Not recovering funds through payroll deduction means the EWA program is not covered, and the funds transfer is a loan.

The fourth Covered EWA Program criteria also specify how to handle technical or administrative issues (overpayments). The CFPB allows for one additional payroll deduction if a pay calculation error or a technical (API) error occurs.

Repeated attempts to recover funds disqualify the EWA program and turn the program back into a loan.

Some EWA programs allow an EWA vendor to control employee wages as part of the process. Employees who enroll in these EWA programs have their entire payroll direct deposit pay sent to the EWA provider. The EWA provider then deducts their transaction and fee amounts and proceeds to deposit the remaining pay into the employee’s account.

Trust and compliance issues arise when an unlicensed third party stands between an employer and the employee’s pay. If the recovery of EWA funds is not through a payroll deduction, then the program is a loan.

(5) No Remedy

The fifth criterion requires EWA programs not to attempt to recover monies from the employee. 

Any EWA provider who tries to go after an employee for repayment is a loan provider, not an EWA provider.

(6) Acceptance of Terms and Conditions

The sixth criterion focuses on comprehensive disclosures, requiring EWA programs to provide clear and accurate information about the service’s terms and conditions, including any potential risks or limitations.

An EWA vendor who doesn’t clearly specify the terms and conditions of the EWA program violates the Covered EWA Program defined by the CFPB.

(7) No Credit Checks or Credit Risk Assessment

Lastly, the seventh criterion requires EWA programs to refrain from assessing an employee’s credit risk or conducting credit checks.

When an EWA vendor has access to an employee’s bank account data or entire employment history, they can use the data to assess the employee’s credit risk. Employers must understand how an EWA vendor is using the data to ensure compliance with the CFPB Covered EWA Program criteria.

Implications for EWA Providers

For EWA providers, compliance with the CFPB’s criteria is not only a regulatory requirement but also a strategic imperative. Failure to meet these criteria can result in regulatory scrutiny, reputational damage, and potential legal consequences. However, adherence to these criteria can also present opportunities for differentiation and competitive advantage in the market. EWA providers that prioritize consumer protection and transparency are likely to gain the trust and loyalty of consumers, leading to increased adoption and retention rates.

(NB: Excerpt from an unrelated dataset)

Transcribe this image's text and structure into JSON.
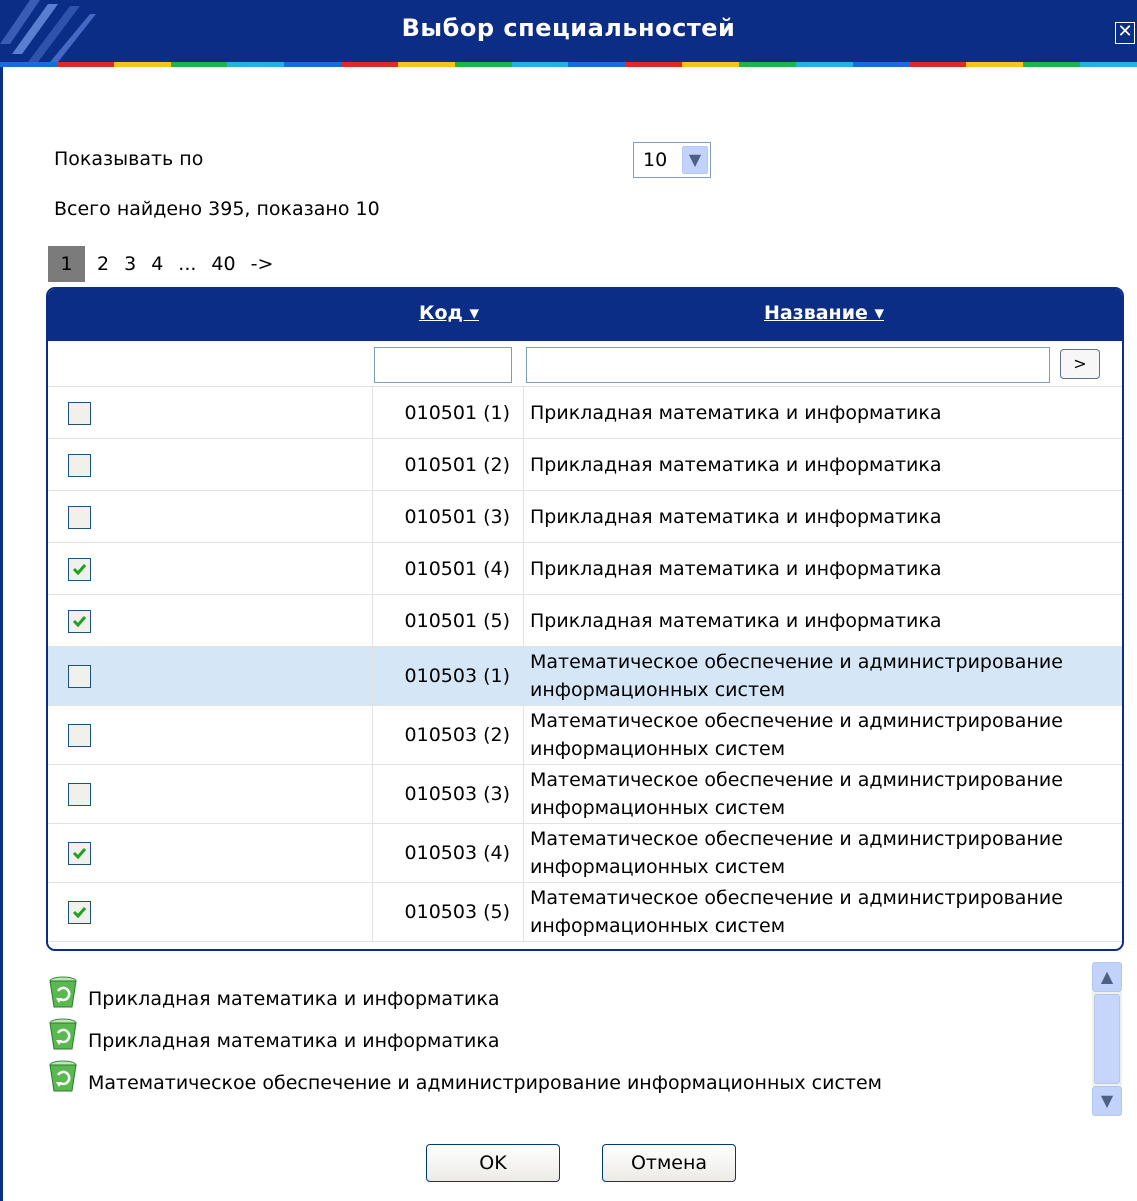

Consumer Protection and Compliance

Central to the CFPB’s criteria is the overarching goal of protecting consumers’ financial well-being. By ensuring that EWA programs operate fairly, transparently, and compliant with regulatory requirements, consumers can confidently access their earned wages without fear of exploitation or harm. Compliance with these criteria benefits consumers and strengthens the integrity and stability of the EWA industry as a whole.

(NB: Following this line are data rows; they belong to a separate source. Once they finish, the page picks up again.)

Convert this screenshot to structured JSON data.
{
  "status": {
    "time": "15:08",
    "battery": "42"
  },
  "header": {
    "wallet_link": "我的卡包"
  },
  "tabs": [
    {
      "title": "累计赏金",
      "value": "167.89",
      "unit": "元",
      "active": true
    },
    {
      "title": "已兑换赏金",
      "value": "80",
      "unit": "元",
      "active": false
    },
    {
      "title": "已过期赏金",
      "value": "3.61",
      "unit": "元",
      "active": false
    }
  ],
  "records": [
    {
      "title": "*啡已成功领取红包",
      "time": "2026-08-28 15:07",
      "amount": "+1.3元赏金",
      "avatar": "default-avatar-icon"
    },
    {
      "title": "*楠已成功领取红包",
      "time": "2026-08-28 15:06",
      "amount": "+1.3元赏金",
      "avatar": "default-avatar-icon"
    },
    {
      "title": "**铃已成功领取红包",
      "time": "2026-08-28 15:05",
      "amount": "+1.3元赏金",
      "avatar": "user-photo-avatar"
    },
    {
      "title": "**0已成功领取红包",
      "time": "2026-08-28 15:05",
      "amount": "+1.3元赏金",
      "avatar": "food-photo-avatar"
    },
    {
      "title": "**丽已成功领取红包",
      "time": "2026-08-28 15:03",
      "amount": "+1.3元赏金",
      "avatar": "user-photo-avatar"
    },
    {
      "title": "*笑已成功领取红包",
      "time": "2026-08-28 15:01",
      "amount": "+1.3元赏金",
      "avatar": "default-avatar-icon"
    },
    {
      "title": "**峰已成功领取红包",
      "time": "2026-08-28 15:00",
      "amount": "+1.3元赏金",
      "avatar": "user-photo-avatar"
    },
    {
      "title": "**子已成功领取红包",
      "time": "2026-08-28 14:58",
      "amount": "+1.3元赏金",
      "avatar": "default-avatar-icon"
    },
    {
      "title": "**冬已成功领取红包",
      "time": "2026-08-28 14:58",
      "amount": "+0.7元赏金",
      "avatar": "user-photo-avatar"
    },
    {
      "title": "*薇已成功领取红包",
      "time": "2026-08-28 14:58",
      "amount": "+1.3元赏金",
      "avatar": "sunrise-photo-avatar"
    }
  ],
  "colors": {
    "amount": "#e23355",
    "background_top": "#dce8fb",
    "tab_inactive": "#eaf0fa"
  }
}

Looking Ahead: Future Trends and Considerations

As the EWA industry evolves, EWA providers must remain vigilant and adaptable to emerging regulatory trends and considerations. Rapid technological advancements, changing consumer preferences, and evolving regulatory frameworks necessitate a proactive compliance and risk management approach. By staying abreast of industry developments and engaging with regulatory authorities and stakeholders, EWA providers can position themselves for long-term success in a dynamic and competitive market.

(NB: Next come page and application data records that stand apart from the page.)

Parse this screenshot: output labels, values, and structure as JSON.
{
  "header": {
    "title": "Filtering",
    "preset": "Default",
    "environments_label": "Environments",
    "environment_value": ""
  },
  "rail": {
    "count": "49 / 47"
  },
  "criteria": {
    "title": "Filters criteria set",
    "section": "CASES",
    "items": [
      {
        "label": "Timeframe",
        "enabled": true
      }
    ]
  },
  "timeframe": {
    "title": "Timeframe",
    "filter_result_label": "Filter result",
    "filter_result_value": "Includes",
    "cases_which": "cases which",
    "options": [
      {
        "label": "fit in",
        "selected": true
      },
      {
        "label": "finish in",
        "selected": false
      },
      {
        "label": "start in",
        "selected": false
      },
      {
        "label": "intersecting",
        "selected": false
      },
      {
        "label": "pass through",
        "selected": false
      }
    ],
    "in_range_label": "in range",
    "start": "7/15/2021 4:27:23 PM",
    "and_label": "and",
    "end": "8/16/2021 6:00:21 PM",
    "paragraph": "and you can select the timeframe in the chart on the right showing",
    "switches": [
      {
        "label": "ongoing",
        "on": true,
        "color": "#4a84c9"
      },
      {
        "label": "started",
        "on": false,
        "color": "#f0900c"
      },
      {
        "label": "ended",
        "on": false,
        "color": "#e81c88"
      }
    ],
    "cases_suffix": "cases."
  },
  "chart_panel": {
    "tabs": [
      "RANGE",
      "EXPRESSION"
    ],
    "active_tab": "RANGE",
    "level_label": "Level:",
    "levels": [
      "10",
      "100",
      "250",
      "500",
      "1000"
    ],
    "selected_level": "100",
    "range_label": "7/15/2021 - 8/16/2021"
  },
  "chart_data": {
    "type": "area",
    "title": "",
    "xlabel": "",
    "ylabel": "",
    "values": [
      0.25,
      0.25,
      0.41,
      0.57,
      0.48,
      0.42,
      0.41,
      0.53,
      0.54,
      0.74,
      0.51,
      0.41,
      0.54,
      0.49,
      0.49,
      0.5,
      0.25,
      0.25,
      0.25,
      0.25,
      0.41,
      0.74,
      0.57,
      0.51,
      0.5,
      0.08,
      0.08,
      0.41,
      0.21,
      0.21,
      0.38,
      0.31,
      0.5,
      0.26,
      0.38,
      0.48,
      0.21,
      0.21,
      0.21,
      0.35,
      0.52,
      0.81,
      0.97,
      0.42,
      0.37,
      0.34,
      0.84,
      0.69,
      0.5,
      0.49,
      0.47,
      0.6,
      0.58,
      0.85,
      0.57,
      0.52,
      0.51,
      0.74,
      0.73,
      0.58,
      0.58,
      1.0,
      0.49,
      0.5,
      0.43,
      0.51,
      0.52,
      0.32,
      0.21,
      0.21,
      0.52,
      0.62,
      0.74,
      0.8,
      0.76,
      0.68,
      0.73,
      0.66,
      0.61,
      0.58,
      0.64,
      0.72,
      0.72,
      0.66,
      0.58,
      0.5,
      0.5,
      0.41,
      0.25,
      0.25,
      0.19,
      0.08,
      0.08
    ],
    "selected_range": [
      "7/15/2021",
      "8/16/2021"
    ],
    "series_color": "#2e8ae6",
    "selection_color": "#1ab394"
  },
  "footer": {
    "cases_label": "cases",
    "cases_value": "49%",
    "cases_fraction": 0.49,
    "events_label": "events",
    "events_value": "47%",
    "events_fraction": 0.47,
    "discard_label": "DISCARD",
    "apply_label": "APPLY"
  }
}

EWA Done Right

FlexWage delivers “EWA Done Right” because it offers the most compliant, responsible, and transparent Earned Wage Access (EWA) solution.

Schedule an introduction call today!

EWA Provider Selection Guide

By selecting the best EWA provider, employers mitigate risks and provide a valuable benefit that enhances workers’ financial stability and well-being, fostering a more robust and loyal workforce. Use the 22 questions in the EWA Provider Selection Guide to evaluate and compare your current or prospective EWA Provider and ensure they offer a compliant, responsible, and transparent EWA solution.

Download the EWA Provider Selection Guide Now

Keep exploring and learning >>>>> New State EWA Legislation—An Act Of Misplaced Trust and Faith?